JD – For sure, and I´ve read that the former prison is to become a ´global conflict study centre´. I was recently in Chile and Argentina and saw that in Santiago and Cordoba places that were former prisons and interrogation centres during the dictatorships of the seventies have become museums and centres to talk about what went wrong and human rights…

ML – Right, right…

JD – … and with the overarching philosophy of ´´Never Again.´´ Is that the kind of thing they´re looking at with the former Long Kesh site?

ML – They are trying to do that here James, but it has run into great difficulties… there is a great divide in Northern Ireland about what to do with the prison. Republicans think it should be retained as a museum and a post conflict study centre and Loyalists think it should be knocked down because they think it will become a shrine for the hunger strikers or to Republican icons. So there´s been a lot of dispute on that, but quite recently there´s a coming together again and I think we´re going to get something new out of it soon. I think it will be along the lines of a reconciliatory centre at some stage.

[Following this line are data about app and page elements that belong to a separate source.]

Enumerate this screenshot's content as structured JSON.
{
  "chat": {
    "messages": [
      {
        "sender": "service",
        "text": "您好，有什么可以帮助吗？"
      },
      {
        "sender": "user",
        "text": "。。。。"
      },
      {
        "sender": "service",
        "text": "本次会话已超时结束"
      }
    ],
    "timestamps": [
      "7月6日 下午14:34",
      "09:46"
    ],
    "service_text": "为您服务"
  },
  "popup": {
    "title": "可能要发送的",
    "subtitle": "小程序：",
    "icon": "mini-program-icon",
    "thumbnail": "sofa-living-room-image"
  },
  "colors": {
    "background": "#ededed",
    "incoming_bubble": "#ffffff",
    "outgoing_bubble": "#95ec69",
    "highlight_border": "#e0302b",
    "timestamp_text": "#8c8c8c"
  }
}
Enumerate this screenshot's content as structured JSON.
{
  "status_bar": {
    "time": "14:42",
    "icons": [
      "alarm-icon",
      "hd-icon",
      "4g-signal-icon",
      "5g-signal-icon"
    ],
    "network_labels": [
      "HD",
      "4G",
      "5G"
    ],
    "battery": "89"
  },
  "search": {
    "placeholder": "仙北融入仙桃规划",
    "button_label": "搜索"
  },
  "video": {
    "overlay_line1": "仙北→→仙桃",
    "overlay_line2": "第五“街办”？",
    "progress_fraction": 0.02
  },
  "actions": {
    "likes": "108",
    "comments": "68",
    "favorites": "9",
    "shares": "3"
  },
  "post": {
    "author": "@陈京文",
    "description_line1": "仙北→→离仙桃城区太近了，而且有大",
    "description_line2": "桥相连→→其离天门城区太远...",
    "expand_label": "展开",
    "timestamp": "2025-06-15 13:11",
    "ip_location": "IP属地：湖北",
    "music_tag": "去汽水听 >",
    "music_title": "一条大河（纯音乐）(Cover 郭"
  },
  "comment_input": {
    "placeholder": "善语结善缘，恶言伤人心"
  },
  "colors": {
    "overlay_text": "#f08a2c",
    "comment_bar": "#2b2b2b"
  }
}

JD – And just finally, I wondered if you were interested in the play coming to Tasmania and how it will be received here given our convict past, effectively a prison island for a time, many of which came from your part of the world, you only have to look at the surnames here. Is that something you find interesting, that it is showing over here?

ML – Absolutely. We´re actually coming to Tasmania for Ten Days and to visit some relatives. We´re very much interested in that, and, we´re keen to play in Tasmania, and we´re keen to explore the island and find out about the whole Irish connection as well. And we´re obviously hoping with the whole Irish connection that some of these people will come and see the play. It’s the sort of play though that steps outside Ireland, we´ve played in Edinburgh, to Canadians, Americans, French, and people just love it. I think it’s a universal story of people incarcerated.

JD – And when are you coming?

ML – We leave here Friday and I think we get to your place on Monday. Our first night I think is Tuesday or Wednesday night, at the Royal Theatre I think.

JD – The Theatre Royal.

ML – We´re very much looking forward to it, and we´re very excited about it.

JD – Well, that´s all from me…

ML – Brilliant James, thank you very much for taking the time to talk on the phone.

The Chronicles of Long Kesh is showing throughout Ten Days on the Island at the Theatre Royal in Hobart – get yourself along to it!